Aim of the task:
Restating the records exactly is the whole task.

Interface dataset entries
::::
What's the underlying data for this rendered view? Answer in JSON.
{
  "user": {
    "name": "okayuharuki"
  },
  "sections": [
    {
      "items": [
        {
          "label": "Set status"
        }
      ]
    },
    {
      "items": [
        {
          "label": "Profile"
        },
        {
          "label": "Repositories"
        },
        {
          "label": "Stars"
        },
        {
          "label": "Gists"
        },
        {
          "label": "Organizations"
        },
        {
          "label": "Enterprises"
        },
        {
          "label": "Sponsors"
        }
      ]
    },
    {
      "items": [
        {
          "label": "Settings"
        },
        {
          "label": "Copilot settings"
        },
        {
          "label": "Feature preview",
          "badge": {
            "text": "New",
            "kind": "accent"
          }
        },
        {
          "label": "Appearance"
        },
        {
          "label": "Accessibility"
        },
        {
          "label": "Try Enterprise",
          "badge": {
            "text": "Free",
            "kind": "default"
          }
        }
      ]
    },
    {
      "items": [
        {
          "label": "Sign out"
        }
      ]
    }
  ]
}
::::
Reply:
What's the underlying data for this rendered view? Answer in JSON.
{
  "user": {
    "name": "okayuharuki"
  },
  "sections": [
    {
      "items": [
        {
          "label": "Set status"
        }
      ]
    },
    {
      "items": [
        {
          "label": "Profile"
        },
        {
          "label": "Repositories"
        },
        {
          "label": "Stars"
        },
        {
          "label": "Gists"
        },
        {
          "label": "Organizations"
        },
        {
          "label": "Enterprises"
        },
        {
          "label": "Sponsors"
        }
      ]
    },
    {
      "items": [
        {
          "label": "Settings"
        },
        {
          "label": "Copilot settings"
        },
        {
          "label": "Feature preview",
          "badge": {
            "text": "New",
            "kind": "accent"
          }
        },
        {
          "label": "Appearance"
        },
        {
          "label": "Accessibility"
        },
        {
          "label": "Try Enterprise",
          "badge": {
            "text": "Free",
            "kind": "default"
          }
        }
      ]
    },
    {
      "items": [
        {
          "label": "Sign out"
        }
      ]
    }
  ]
}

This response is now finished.